Exercise details
When scanning the data, count every line with "checked" in it, and report only the resulting number.

Segment Open

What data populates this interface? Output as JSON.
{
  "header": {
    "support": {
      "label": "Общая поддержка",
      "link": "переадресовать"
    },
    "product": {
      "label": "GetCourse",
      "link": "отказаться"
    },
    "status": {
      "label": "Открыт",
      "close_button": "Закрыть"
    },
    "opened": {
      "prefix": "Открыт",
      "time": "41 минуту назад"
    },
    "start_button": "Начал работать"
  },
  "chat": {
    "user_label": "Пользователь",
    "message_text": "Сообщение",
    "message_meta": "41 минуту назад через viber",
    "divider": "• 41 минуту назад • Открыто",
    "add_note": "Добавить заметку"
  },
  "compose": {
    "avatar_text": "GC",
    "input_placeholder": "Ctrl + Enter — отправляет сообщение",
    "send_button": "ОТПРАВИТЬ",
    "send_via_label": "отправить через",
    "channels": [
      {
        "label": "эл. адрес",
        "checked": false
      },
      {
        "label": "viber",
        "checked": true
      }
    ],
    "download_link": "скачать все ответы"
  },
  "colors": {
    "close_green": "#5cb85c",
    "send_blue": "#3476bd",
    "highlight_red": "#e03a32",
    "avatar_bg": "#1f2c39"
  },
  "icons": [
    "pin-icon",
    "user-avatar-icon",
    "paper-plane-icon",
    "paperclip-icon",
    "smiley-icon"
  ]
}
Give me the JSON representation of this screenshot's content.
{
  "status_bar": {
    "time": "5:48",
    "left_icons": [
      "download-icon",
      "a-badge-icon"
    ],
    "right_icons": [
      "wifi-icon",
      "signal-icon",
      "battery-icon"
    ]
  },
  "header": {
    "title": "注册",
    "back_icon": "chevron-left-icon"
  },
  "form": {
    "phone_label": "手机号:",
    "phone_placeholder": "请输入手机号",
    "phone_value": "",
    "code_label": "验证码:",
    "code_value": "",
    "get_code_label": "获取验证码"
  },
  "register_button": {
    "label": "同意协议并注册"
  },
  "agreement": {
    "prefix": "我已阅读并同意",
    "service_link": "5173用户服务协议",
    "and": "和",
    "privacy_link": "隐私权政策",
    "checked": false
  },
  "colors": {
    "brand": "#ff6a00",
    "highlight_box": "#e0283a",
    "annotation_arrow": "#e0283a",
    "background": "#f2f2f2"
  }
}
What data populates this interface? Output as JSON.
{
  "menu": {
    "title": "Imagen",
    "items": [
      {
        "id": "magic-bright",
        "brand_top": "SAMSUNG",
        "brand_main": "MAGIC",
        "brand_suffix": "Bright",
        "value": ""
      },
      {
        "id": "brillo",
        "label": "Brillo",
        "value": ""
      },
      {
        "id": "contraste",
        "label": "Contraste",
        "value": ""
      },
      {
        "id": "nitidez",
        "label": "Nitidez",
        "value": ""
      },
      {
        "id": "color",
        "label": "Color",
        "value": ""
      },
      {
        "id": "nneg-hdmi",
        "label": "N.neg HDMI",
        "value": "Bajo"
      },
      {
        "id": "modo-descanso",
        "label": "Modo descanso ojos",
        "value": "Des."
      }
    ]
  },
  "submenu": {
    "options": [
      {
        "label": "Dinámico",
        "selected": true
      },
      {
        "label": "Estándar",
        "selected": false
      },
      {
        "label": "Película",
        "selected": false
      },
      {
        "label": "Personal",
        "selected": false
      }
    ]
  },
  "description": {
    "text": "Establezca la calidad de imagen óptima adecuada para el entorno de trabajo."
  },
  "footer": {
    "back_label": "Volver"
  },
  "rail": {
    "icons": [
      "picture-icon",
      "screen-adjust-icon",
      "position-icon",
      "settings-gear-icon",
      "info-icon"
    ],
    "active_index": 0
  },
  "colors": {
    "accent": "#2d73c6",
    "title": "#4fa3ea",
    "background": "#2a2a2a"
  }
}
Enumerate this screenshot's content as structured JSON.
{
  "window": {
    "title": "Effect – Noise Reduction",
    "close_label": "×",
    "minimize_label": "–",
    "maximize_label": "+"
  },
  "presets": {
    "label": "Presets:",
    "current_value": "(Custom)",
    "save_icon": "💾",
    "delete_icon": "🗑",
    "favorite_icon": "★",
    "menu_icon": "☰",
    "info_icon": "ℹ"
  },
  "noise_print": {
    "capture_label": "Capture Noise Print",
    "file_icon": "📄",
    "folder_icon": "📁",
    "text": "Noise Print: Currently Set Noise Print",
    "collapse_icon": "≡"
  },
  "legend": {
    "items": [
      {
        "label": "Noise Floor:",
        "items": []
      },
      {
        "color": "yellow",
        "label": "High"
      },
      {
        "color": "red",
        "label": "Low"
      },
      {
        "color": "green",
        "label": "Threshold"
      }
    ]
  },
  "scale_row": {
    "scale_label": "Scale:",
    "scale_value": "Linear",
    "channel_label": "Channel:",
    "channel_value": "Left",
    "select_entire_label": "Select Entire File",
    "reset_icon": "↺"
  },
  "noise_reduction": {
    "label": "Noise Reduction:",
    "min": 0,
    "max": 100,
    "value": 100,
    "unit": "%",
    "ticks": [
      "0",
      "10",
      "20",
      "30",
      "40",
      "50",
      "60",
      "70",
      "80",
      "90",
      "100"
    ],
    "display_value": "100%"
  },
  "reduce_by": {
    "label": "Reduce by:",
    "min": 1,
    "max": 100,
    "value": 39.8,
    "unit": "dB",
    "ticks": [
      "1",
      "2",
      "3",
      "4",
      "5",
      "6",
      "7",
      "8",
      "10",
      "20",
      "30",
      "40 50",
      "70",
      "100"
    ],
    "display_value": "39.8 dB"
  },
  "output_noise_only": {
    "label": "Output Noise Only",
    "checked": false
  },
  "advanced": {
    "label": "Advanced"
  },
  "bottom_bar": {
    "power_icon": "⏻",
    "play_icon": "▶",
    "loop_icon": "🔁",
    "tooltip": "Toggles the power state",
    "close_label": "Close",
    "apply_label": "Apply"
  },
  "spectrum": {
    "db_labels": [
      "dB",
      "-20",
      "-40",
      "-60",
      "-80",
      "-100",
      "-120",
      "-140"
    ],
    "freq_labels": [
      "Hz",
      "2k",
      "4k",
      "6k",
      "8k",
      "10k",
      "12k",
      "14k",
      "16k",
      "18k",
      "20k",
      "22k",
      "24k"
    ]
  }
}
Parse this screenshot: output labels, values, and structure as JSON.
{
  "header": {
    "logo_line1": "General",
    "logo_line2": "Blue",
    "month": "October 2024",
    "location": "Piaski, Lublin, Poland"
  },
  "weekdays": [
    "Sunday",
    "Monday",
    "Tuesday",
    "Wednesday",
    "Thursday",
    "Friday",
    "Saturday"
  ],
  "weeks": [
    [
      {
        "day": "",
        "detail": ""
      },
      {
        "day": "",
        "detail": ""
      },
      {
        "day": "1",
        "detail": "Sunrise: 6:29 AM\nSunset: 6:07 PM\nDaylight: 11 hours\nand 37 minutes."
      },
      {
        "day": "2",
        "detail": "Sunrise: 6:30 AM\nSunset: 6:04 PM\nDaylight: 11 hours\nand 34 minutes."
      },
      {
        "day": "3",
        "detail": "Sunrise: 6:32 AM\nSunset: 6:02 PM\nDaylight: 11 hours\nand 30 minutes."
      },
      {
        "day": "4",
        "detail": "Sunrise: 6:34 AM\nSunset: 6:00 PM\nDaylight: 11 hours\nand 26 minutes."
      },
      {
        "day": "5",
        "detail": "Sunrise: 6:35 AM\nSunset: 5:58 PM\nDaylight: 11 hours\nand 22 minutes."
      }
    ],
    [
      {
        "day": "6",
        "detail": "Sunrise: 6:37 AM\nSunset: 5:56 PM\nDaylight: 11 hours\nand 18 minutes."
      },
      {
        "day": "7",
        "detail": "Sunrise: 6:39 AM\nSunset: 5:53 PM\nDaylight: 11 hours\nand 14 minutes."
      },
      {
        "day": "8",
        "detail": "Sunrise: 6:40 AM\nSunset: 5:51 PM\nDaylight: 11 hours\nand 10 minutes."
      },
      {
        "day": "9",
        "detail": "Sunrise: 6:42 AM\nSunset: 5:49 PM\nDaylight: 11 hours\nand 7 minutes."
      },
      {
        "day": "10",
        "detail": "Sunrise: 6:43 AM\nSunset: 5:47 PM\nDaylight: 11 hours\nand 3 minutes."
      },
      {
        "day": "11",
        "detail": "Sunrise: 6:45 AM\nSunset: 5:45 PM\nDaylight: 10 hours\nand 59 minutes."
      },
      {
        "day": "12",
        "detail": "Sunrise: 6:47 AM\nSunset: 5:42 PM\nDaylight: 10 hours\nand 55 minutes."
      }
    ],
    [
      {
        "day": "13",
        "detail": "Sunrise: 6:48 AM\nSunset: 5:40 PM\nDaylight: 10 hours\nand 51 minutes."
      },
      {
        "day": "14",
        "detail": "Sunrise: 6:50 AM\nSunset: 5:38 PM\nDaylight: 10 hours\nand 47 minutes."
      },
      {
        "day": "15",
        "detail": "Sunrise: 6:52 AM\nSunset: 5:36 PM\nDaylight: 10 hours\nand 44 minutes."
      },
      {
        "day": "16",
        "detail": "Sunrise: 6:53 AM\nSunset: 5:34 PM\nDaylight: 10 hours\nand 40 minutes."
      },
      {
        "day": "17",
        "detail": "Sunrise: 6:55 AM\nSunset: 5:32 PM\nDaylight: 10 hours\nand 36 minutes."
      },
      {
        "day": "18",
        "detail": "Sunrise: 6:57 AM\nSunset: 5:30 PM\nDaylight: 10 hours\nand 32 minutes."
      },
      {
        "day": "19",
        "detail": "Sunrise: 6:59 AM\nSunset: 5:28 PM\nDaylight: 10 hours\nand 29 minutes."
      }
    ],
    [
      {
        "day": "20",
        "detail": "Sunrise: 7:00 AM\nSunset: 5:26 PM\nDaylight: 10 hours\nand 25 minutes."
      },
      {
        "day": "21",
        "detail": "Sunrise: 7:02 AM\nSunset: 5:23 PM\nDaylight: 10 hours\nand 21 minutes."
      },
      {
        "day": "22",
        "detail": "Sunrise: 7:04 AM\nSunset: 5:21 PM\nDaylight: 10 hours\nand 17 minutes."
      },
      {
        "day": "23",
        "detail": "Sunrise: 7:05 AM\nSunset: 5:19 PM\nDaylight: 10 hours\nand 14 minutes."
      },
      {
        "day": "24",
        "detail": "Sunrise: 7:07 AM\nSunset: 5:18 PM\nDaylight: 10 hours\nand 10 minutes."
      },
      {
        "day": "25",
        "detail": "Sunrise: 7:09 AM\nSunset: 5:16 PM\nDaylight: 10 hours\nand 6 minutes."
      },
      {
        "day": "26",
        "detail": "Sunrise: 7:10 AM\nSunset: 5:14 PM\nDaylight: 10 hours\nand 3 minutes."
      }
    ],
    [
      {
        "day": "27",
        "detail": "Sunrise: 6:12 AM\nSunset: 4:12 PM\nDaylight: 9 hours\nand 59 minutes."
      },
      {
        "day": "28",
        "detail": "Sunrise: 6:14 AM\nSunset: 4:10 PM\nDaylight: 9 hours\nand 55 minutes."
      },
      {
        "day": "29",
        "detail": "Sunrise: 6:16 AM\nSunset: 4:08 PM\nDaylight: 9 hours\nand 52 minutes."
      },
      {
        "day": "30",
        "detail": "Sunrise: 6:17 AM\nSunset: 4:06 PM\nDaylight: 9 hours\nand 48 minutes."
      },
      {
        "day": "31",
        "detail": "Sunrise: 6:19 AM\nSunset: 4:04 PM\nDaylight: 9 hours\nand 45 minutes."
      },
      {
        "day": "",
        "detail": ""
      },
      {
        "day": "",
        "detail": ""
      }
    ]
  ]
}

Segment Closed

Result of this exercise
4